Trouble in Galatia and Ephesus
Jerome Murphy-O’Connor, OP
When Paul founded the churches in Galatia, Philippi, Thessalonica and Corinth, he had been acting as the agent of Antioch. They were her daughter churches. Thus when Antioch changed orientation and became much more Jewish, it felt that the churches dependent on her should also be changed. Paul’s Law-free mission was no longer acceptable.
Paul would have boasted long and loudly of his successes. Antioch knew exactly where he had gone, and in all probability the names of those who had emerged as leaders in those churches.
Thus when Paul was well out of the way, Antioch sent a delegation to follow his tracks to the west with a view to reconverting what they believed to be their foundations. Since their goal was to make Paul’s churches more Jewish, we shall call this delegation the Judaizers.
Their first stop was Galatia. Here the stubbornness that had dismayed Paul worked in his favour. The Galatians were not prepared to accept easily a different version of the faith that they had had so much difficulty in assimilating. Above all they wanted the opportunity to consult Paul. This could not be done, however, until the winter snows had melted and the spring floods subsided. In the meantime they absorbed the message of the Judaizers.
When travel was finally possible, a group of Galatians made the three-week journey to Ephesus to talk to Paul. The sacrifice was considerable. They could not earn for two months. They accurately reported to Paul the way the Judaizers had attacked him personally, and outlined the new version of the gospel that they proposed.
Paul did not find it feasible to return to Galatia. He had to stay in Ephesus to be available to all his churches. He sent the delegation back with a letter to the Galatians, in which he systematically counters all the arguments of the Judaizers.
Galatians was a very tricky letter to write. Ostensibly addressed to the Galatians, it was in fact directed to the Judaizers, the only ones capable of understanding the arguments drawn from the Jewish Scriptures. Only a writer of immense skill could have carried it off. Regretfully, we do not know what effect it had. Eventually the Judaizers moved on. Paul, however, had anticipated that their next stop would be Philippi, and wrote a note to the church there warning them of the danger.
Probably in July AD 53 Paul was arrested. He was the victim of his own success. The new Proconsul of Asia took office on 1 July. A local tried to curry favour by informing him of a movement that was gathering adherents. Perhaps its intentions were subversive. The prudent official kept Paul in prison while he checked him out.
We know that Paul was held in the Praetorium, the magnificent building, whose ruins still rise above the great theatre at Ephesus. The conditions of incarceration depended on the whim of the magistrate. In this case they were not too severe, because Paul could receive visitors and write letters. He may, however, have been chained to a wall or to a guard.
Those in the community at Ephesus who had resented Paul’s casual assumption of authority, when Prisca and Aquila had done all the hard work, now had the opportunity to show Paul that he was in no way necessary to the life and mission of the church of Ephesus.
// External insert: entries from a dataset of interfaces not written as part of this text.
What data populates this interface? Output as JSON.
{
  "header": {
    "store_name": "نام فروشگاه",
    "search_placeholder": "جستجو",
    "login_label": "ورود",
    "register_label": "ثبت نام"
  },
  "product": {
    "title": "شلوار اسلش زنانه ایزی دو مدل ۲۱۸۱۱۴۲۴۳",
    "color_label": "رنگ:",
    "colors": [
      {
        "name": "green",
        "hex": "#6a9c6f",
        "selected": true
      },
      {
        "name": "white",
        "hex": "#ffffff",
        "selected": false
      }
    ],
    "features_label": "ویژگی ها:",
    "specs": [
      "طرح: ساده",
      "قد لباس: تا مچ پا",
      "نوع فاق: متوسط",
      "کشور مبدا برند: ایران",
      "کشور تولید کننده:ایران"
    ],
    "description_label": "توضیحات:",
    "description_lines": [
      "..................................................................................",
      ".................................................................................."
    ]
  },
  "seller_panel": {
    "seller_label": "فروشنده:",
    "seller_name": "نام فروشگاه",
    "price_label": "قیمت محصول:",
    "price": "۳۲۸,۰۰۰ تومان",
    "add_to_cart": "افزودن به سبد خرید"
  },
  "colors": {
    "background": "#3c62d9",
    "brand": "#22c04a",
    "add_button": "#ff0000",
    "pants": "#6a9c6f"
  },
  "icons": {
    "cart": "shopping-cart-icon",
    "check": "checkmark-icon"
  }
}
It had grown without him in the past, and could expand without him in the future.
The incident revealed an unpleasant side of Paul’s character. Instead of turning the other cheek, he met such small-mindedness with an equally childish display of pique. He had a very thin skin, and could not bear to be thwarted or contradicted.
Paul soon had much more serious problems to worry about. A problem developed in the church of Colossae that Erastus, the founder, could not deal with. He was not even sure that he understood the issue. Thus he brought with him to Ephesus a delegation of six to lay the matter before Paul.
This put the cat among the pigeons as far as the Romans were concerned. They were shocked to find that the Jesus movement was not restricted to Ephesus. Its tentacles reached far into the interior of the province. This made the matter much more serious. A province-wide movement was a definite threat, and a delegation of this size would seem to imply that its adherents were numerous. Thus the group from the Lycus valley also ended up in prison.